I'll end by mentioning that theoretical physicist Janna Levin "acquitted herself quite well" (as they say) on the Colbert Report last night (although I could have used a bit less of the nervous laughter). It's not on YouTube yet, but I'm sure Chad or Steinn will have a link soon enough. There's no way I could have done that well on TV.

Finally, there's some talk on the blogs today about how students should address you. I think two more practical questions are: (1) How do you enforce whatever choice you make? (2) How do you sign your email consistent with this choice? Say you want to be call Professor Brainiac, do you really sign your email "Professor Brainiac"? I can't bring myself to do that....it's akin to my aversion to referring to myself in the third person which means I'm not suited for reality television.

6 comments:

Chad said...

And Chad is posting his CV in prep for coming up for tenure. I think people might be more interested in seeing his research and/or teaching statements...the majority of career advice questions I get concern those two statements.

I'll probably post those later, but they're not done yet. The teaching statement is on a final draft, but the research statement is only halfway through the first draft.

I could probably dust off and post the statements I used for my reappointment review three years ago, but that would probably lead to Statement Overload...

Anonymous said...

Of course you have to "sell yourself:" other people, usually taxpayers, are paying for your work. Scientists need an "elevator speech" prepared just in case one of the dumb schmucks footing the bill has questions.

Quietly being a genius and hoping that other people will notice has never been a smart career strategy, although I wonder if communication skills are more important now than in the past. The importance of subsidiary skills was thrashed out recently in _Physics Today_ in the "Will there ever be another Einstein?" discussion.

Alison Chaiken said...

The comment above was mine. I forget to enable Jscript and clicking "preview" cleared the attribution fields. Time for more coffee.

Angry said...

AC: Well, I'm one of those for whom this was not obvious, but certainly many people know it early on. As for "dumb schmucks," not sure from your tone if you're chastising an attitude of mine you think you perceive, but, as misanthropic as I might be, don't think that way. I appreciate interest, but generally don't find it. Even family barely care.

As for bad "career strategy" I think that's the rub. For many, physics was never a career until you defended. For me, physics was a vise I couldn't shake.

Alison Chaiken said...

As for "dumb schmucks," not sure from your tone if you're chastising an attitude of mine you think you perceive,

No, just making general comments. I'm trying to make a distinction between an elevator speech, which I think is important, and hype, which I fulminated mightily over at Doug's blog.

I appreciate interest, but generally don't find it.

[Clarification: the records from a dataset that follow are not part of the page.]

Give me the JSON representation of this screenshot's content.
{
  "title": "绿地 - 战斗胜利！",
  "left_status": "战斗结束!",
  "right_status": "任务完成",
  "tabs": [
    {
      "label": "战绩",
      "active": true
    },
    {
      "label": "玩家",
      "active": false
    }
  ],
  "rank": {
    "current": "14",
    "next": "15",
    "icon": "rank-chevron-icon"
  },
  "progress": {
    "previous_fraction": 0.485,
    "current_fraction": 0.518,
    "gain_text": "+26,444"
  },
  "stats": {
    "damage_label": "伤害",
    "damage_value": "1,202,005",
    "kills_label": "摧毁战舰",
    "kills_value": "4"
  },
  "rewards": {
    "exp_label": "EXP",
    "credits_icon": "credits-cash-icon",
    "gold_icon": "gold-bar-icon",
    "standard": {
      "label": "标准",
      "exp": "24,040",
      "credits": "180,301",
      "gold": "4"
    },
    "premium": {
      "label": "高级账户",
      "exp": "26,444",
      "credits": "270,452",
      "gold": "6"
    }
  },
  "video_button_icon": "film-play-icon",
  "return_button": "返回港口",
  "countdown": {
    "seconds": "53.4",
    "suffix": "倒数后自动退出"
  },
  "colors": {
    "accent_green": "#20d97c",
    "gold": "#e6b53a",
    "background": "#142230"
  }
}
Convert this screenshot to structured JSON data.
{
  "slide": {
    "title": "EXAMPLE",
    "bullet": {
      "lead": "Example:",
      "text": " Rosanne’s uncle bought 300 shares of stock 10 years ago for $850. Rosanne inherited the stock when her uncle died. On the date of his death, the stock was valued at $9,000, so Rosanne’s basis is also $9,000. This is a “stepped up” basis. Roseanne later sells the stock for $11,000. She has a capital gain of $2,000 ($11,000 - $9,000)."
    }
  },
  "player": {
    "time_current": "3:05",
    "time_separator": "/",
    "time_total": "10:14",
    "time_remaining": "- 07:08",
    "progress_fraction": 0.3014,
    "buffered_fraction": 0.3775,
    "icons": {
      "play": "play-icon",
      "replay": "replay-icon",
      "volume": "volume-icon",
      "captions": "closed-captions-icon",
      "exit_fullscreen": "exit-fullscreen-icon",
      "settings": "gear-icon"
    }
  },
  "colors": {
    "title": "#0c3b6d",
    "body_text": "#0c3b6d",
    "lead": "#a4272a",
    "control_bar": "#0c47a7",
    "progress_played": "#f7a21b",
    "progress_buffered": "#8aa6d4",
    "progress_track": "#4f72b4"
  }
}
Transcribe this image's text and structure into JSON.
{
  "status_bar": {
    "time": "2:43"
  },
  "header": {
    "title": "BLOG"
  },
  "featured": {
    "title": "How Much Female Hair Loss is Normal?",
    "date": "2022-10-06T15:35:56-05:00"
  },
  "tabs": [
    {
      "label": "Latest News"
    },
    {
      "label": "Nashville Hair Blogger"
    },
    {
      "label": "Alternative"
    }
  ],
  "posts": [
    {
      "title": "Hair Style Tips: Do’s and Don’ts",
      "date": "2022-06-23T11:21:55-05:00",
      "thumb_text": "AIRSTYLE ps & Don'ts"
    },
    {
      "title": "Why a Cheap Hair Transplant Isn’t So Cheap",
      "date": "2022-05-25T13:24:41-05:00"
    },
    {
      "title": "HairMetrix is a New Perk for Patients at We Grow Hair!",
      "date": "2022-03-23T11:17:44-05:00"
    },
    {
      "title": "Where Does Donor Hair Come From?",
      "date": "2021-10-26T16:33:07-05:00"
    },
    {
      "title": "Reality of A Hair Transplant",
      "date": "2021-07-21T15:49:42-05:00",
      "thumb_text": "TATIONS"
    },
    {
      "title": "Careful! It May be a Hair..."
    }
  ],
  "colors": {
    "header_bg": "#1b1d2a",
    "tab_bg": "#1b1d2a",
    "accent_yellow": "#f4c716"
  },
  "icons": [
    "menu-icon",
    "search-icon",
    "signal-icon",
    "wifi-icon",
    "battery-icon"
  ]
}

Well, me too. In recent years I've come to realize how many people don't express interest because they are intimidated. If you meet people halfway by volunteering simple information about what you do, a lot more folks will express interest.

Even family barely care.

When Surely You're Joking Mr. Feynman was on the N.Y. Times bestseller list, I tried and failed to get my family members to read it. After all, SYJMF was very funny and had no equations. Their unwillingness to even look at the book still stings. My parents were getting divorced at the time so I guess they had other matters on their minds.

Gordon Watts said...

The elevator speech is required, I think. I end up giving variations of it all the time -- mostly friends. And I have a version that works well after 2 beers, and one after 7... ;-) (it is all in the eye brows).

I realize this is a small thing, but I'm interested in the "how do you get students to address you" thing. When I teach undergraduate I make my students call me "Professor Watts" and I sign all my email to them "Prof. Watts". As soon as they are out of my class then can call me by my first name. I have often wondered if that will change as I grow older...